It’s not that it’s necessary to overclock the GTX 560M–it will run any current game at reasonable quality settings at its regular clock speed. On the other hand overclocking is fun. That said, we will put in the usual disclaimer here that what you do to your own computer is at your own risk. This article is for entertainment purposes only.
In the last couple of years, Intel has put a damper on the CPU overclocking game by including their own “Turbo Boost” feature that overclocks the CPU on demand. This is quite boring, but it sort of makes sense for laptops–particularly when they are running on battery power. The same is not true for graphics cards of any variety or brand—you can (for the most part) overclock both NVIDIA and AMD cards unless they are locked in the BIOS.
We just published a review of the ASUS G53SX, which is equipped with the GTX 560M as well as an excellent (and heavy) cooling solution, but somewhat unfortunately it is the 2GB version so it only has a 128-bit memory bus. Nevertheless, it has higher stock clock speeds and probably a better overclocking potential than its predecessor the GTX 460M thanks to some power optimizations in the chip.
So, before our G53SX review was halfway through, we had already found (or at least thought we found) the sweet spot for the core, shader and memory clocks of our 128-bit GTX 560M at the following:
- 920MHz for the GPU core (original clock 775MHz)
- Shaders 1840MHz (1550MHz) and the memory
- 1600MHz (1250Mhz)

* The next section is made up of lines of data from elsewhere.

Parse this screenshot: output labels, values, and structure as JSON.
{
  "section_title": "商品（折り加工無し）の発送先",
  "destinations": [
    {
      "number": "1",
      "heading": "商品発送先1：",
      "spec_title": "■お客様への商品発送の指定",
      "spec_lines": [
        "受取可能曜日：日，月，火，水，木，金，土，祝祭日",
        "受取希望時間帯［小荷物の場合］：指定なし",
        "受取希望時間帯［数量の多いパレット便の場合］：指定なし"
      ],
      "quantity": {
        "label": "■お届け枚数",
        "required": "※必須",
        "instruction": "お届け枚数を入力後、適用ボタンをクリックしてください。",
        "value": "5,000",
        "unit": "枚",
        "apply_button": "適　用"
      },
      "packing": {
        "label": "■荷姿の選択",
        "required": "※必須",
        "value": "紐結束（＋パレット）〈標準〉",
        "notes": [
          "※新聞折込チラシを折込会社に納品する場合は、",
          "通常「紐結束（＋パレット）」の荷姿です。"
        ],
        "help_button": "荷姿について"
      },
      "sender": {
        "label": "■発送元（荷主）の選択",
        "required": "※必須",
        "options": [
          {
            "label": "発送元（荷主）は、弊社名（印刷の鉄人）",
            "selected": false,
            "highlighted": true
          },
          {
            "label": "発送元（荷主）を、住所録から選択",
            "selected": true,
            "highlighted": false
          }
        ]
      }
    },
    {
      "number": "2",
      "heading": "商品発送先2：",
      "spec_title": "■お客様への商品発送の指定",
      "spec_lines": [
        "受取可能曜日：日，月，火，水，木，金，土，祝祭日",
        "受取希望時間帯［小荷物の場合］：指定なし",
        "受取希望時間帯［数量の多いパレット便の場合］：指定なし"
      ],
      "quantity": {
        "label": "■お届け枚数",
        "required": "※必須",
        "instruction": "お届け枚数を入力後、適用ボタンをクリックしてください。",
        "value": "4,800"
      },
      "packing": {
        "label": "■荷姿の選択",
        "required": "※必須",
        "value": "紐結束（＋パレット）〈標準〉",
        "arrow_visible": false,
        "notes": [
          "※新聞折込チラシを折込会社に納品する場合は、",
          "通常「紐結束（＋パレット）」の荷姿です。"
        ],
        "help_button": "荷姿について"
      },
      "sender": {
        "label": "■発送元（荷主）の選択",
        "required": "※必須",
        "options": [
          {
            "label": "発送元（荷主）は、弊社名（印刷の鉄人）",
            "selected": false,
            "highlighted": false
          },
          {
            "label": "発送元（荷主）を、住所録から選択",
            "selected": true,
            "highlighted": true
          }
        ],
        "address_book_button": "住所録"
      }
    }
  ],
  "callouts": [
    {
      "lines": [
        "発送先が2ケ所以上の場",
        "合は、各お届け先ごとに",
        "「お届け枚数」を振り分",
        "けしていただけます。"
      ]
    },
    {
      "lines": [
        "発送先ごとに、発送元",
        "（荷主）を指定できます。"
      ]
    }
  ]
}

As it turns out it wasn’t as easy s expected. The thing would run perfectly at these very high clocks (courtesy of MSI Afterburner) in most games and benchmarks; Furmark was stable at 92 degrees C (an uncomfortably high temperature, but Furmark is notorious for this) but it was failing in other benchmarks—most notably 3DMark 11. It could run 3DMark Vantage or Furmark in a loop for hours, but in the second scene of 3DMark 11 it would crash without exception.
These crashes should have nothing to do with temperature—these chips can take high temperatures without any (short-term) adverse effects, so more likely the voltage was too low or the driver was unable to handle whatever the particular challenge was. Turning the memory knob back down to 1550 MHz solved the “problem” and even the troublesome 3DMark 11 would finish without issue.
For the record, the 3DMark 11 score of P2559 is higher than any benchmark we’ve seen so far with the GTX 560M–overclocked or not. The 3D Mark Vantage score is as follows:
In other words there might be some arguments in favor of overclocking the 128-bit GTX 560M, and it could more than even out the differences between this one and the 1.5GB/3GB models with a (triple channel) 192-bit memory bus.On the other hand, the results depend on the individual chips, so saying that “results may vary” is an understatement. Nevertheless, a 10,000+ PCMark Vantage score almost puts this one on par with the much more powerful GTX 570M (although you can of course overclock that one as well).
In 3DMark 06, the result went up from 13,724 to 14,935–a smaller improvement in DX9 as indicated by the review. It seems that the real gains are to be had in DX10 and DX11. The reason is perhaps that the driver support has been improved in the more recent benchmarks compared to the aging, but still relevant, 3DMark 06.
Just to repeat the obvious: this is not necessary. The standard clocks are good enough for any game on the market, but it’s interesting to know that even the 128-bit GTX 560M has quite a bit of room for overclocking.